as turbulence in the wind, stresses and bending forces and other load forces.

Some of the turbulence models for calculating the turbulence are discussed

below:

Stochastic

turbulence models:

The following stochastic turbulence models

may be used for design load calculations. The turbulent velocity fluctuations

are assumed to be

a random vector field whose components

have zero-mean Gaussian statistics.

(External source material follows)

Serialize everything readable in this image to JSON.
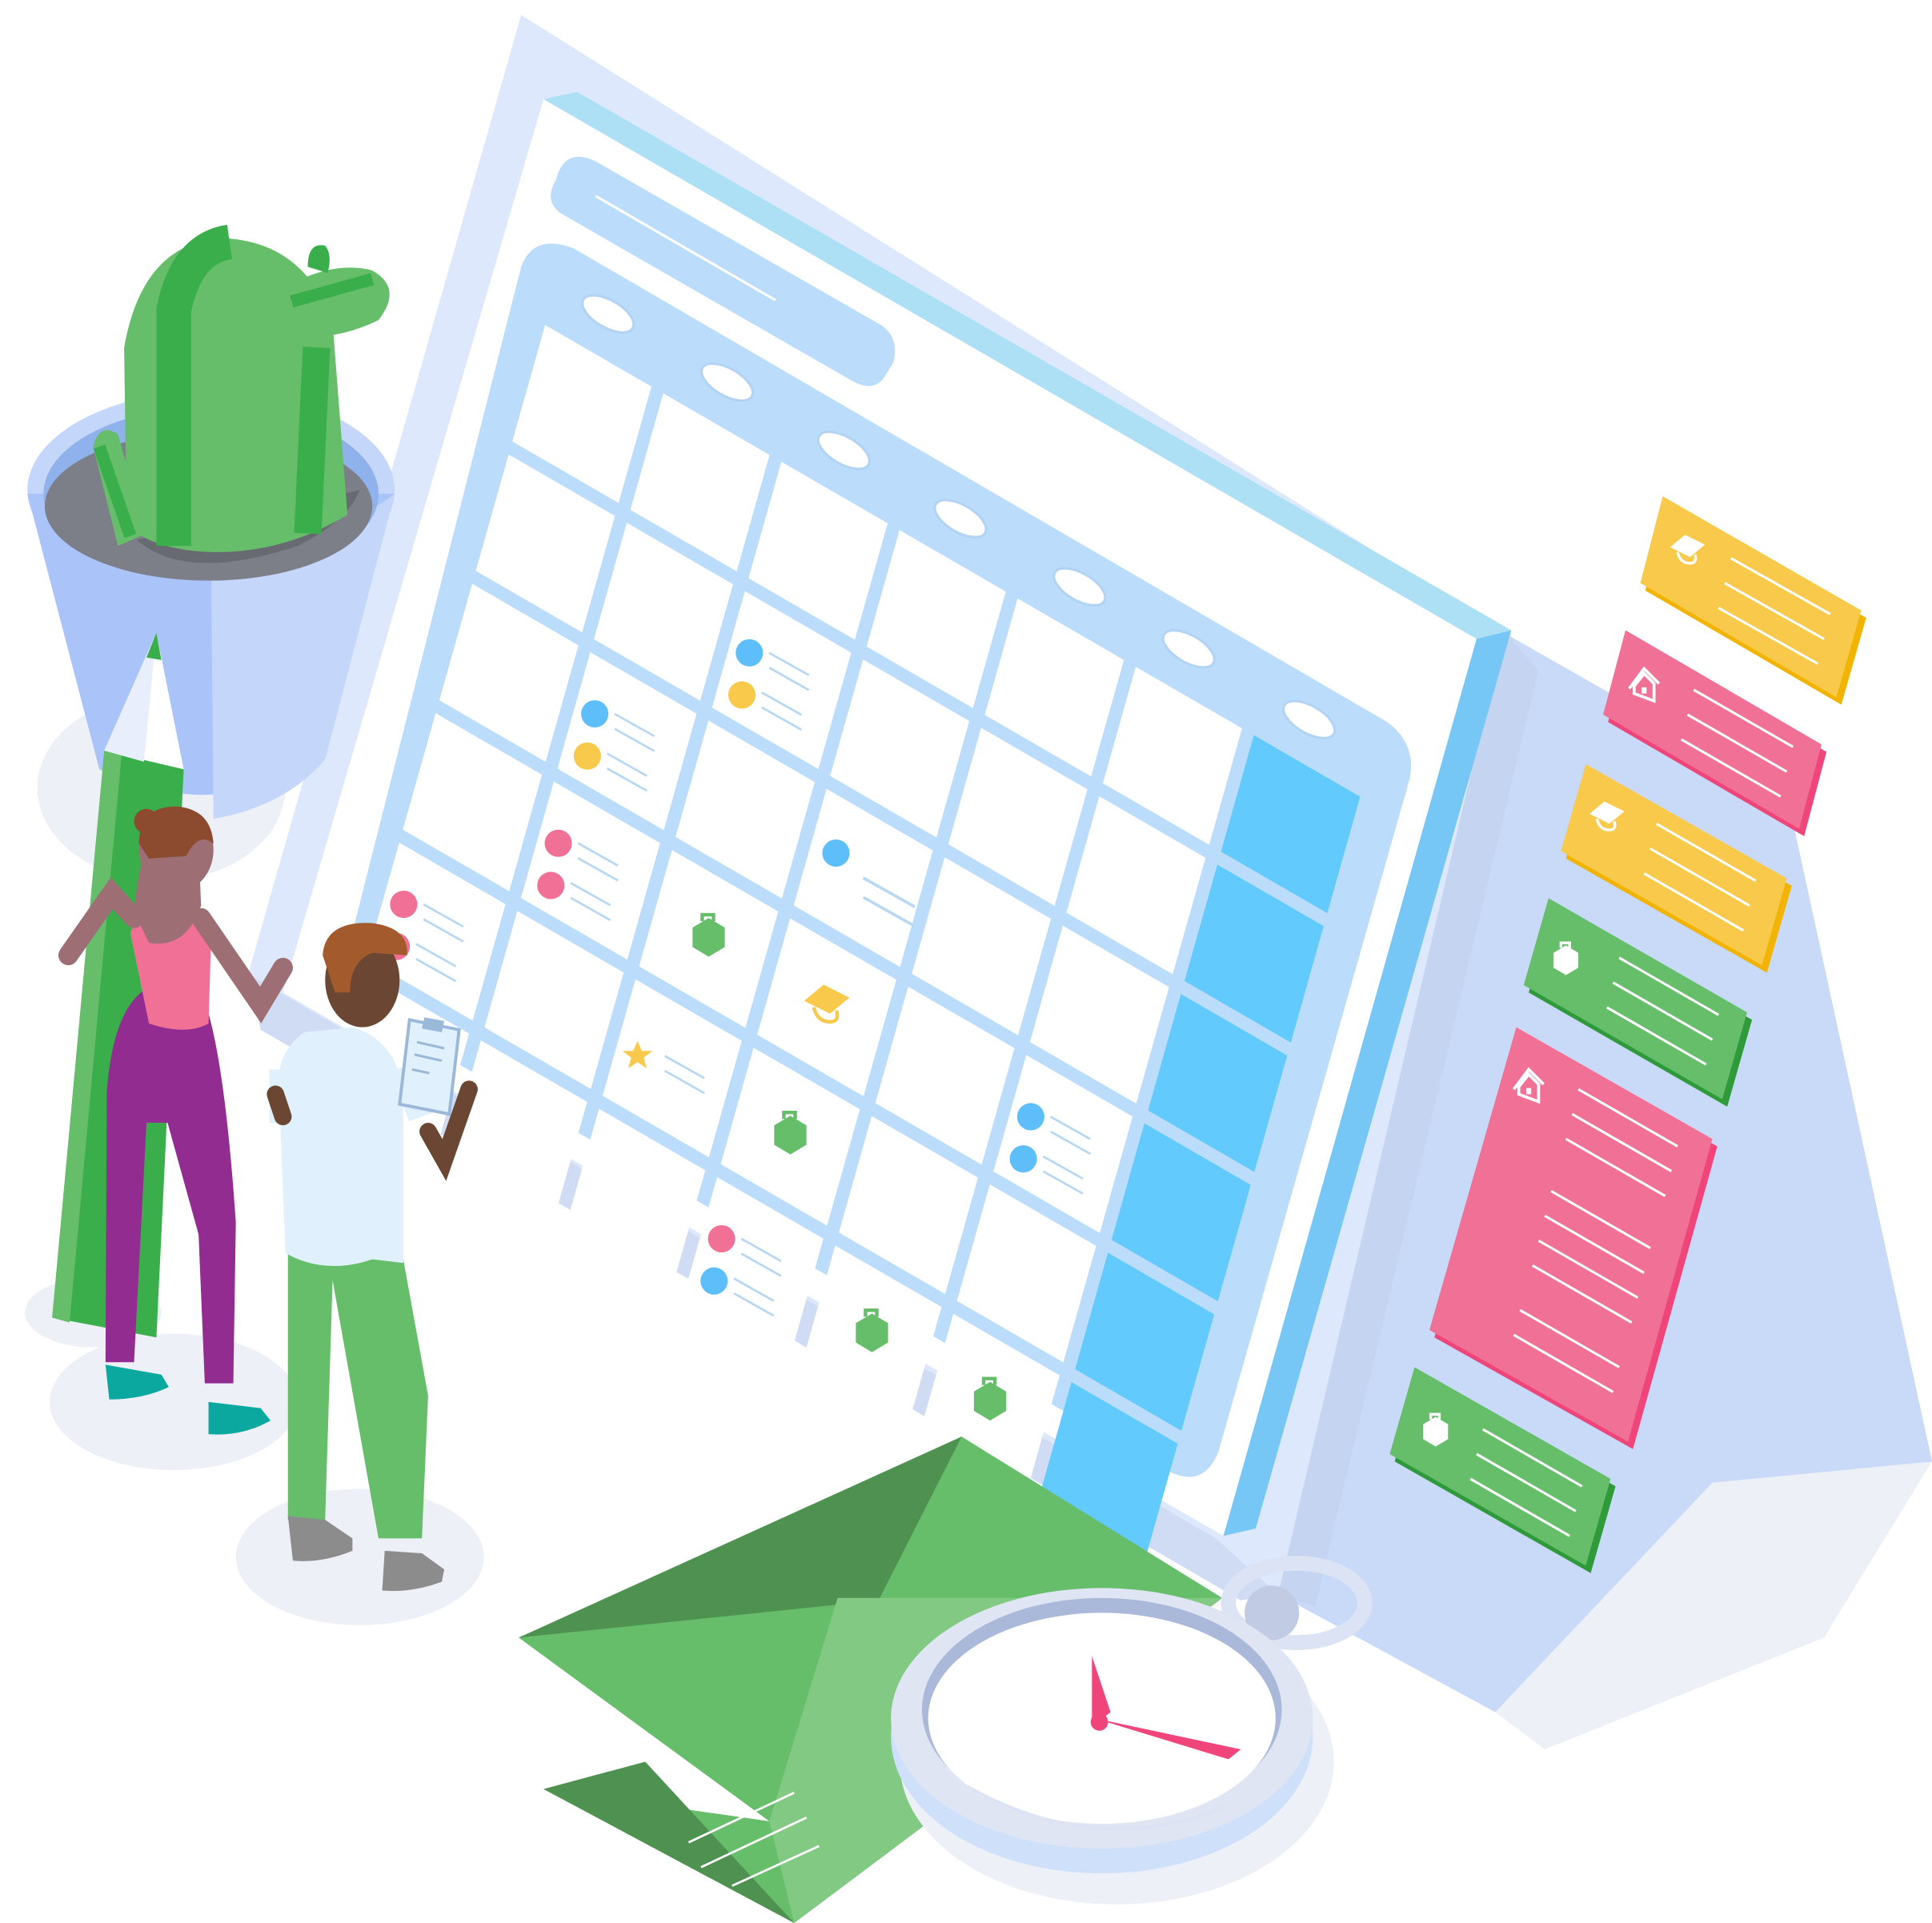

The power spectral densities describing the

components are given in terms of the Kaimal spectral and exponential coherency

model or by the Von Karman isotropic model.

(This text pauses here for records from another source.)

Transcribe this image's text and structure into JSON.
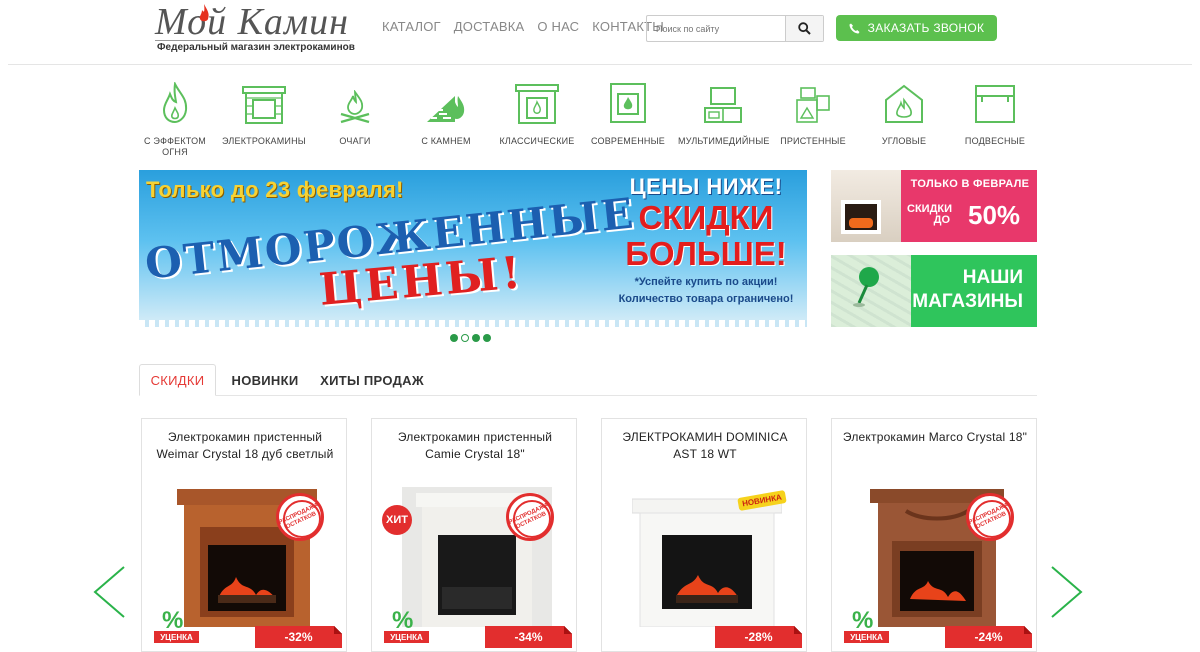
{
  "header": {
    "logo_title": "Мой Камин",
    "logo_subtitle": "Федеральный магазин электрокаминов",
    "nav": [
      "КАТАЛОГ",
      "ДОСТАВКА",
      "О НАС",
      "КОНТАКТЫ"
    ],
    "search_placeholder": "Поиск по сайту",
    "call_button": "ЗАКАЗАТЬ ЗВОНОК"
  },
  "categories": [
    {
      "label": "С ЭФФЕКТОМ ОГНЯ",
      "icon": "flame-icon"
    },
    {
      "label": "ЭЛЕКТРОКАМИНЫ",
      "icon": "electric-fireplace-icon"
    },
    {
      "label": "ОЧАГИ",
      "icon": "hearth-icon"
    },
    {
      "label": "С КАМНЕМ",
      "icon": "stone-fireplace-icon"
    },
    {
      "label": "КЛАССИЧЕСКИЕ",
      "icon": "classic-fireplace-icon"
    },
    {
      "label": "СОВРЕМЕННЫЕ",
      "icon": "modern-fireplace-icon"
    },
    {
      "label": "МУЛЬТИМЕДИЙНЫЕ",
      "icon": "multimedia-fireplace-icon"
    },
    {
      "label": "ПРИСТЕННЫЕ",
      "icon": "wall-fireplace-icon"
    },
    {
      "label": "УГЛОВЫЕ",
      "icon": "corner-fireplace-icon"
    },
    {
      "label": "ПОДВЕСНЫЕ",
      "icon": "hanging-fireplace-icon"
    }
  ],
  "banner": {
    "until": "Только до 23 февраля!",
    "word1": "ОТМОРОЖЕННЫЕ",
    "word2": "ЦЕНЫ!",
    "prices_lower": "ЦЕНЫ НИЖЕ!",
    "discounts": "СКИДКИ",
    "bigger": "БОЛЬШЕ!",
    "hurry1": "*Успейте купить по акции!",
    "hurry2": "Количество товара ограничено!"
  },
  "side_banners": {
    "promo_top": "ТОЛЬКО В ФЕВРАЛЕ",
    "promo_discount": "СКИДКИ",
    "promo_upto": "ДО",
    "promo_pct": "50%",
    "stores_line1": "НАШИ",
    "stores_line2": "МАГАЗИНЫ"
  },
  "tabs": [
    "СКИДКИ",
    "НОВИНКИ",
    "ХИТЫ ПРОДАЖ"
  ],
  "badges": {
    "markdown": "УЦЕНКА",
    "clearance": "РАСПРОДАЖА ОСТАТКОВ",
    "hit": "ХИТ",
    "new": "НОВИНКА"
  },
  "products": [
    {
      "title": "Электрокамин пристенный Weimar Crystal 18 дуб светлый",
      "discount": "-32%"
    },
    {
      "title": "Электрокамин пристенный Camie Crystal 18\"",
      "discount": "-34%"
    },
    {
      "title": "ЭЛЕКТРОКАМИН DOMINICA AST 18 WT",
      "discount": "-28%"
    },
    {
      "title": "Электрокамин Marco Crystal 18\"",
      "discount": "-24%"
    }
  ],
  "colors": {
    "accent_green": "#5cc04e",
    "sale_red": "#e22e2e",
    "icon_green": "#5cbf5c"
  }
}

Kaimal spectral

model

The component power spectral densities are

given in non-dimensional form by the equation:

where

f is the frequency in

Hertz;

k is the index referring to

the velocity component direction (i.e. 1 = longitudinal, 2 =lateral, and 3 =

vertical);

Sk the single-sided velocity

component spectrum;

? kis

the velocity component standard deviation (see Equation (C.2)); and

Lk is the velocity

component integral scale parameter.

and

with

C.2 Exponential coherency model

The

following exponential coherency model may be used in conjunction with the

Kaimal autospectrum model to account for the spatial correlation structure of

the longitudinal velocity component:

where

Coh(r,f) is the coherency function defined by the complex magnitude of the

cross spectral density of the longitudinal wind velocity components at two

spatially separated points divided by the autospectrum function;

r is the magnitude of the projection of the separation vector between

the two

points

on to a plane normal to the average wind direction;

f is the frequency in Hertz; and

Lc = 3,5?1 is the

coherency scale parameter.

C.3 Von Karman isotropic turbulence model

The

longitudinal velocity component spectrum is given in this case by the

non-dimensional equation:

where

f is the frequency in Hertz;

L = 3,5?1 is the

isotropic integral scale parameter; and

?1 is the longitudinal standard deviation at hub height.

The lateral and vertical

spectra are equal and given in non-dimensional form by:

where

L is the same isotropic scale parameter as used in Equation (C.4); and

?2

= ?3

= ?1,

are the wind speed standard deviation components.

The coherency is given by:

Where

r

is

the separation between the fixed points;

L is the isotropic turbulence integral scale;

? (.) is the gamma function; and

K(.)(.) is the fractional-order, modified Bessel function

.

Equation (C.6) can be approximated by the

exponential model given in Equation (C.3), with Lc replaced by the isotropic scale parameter L.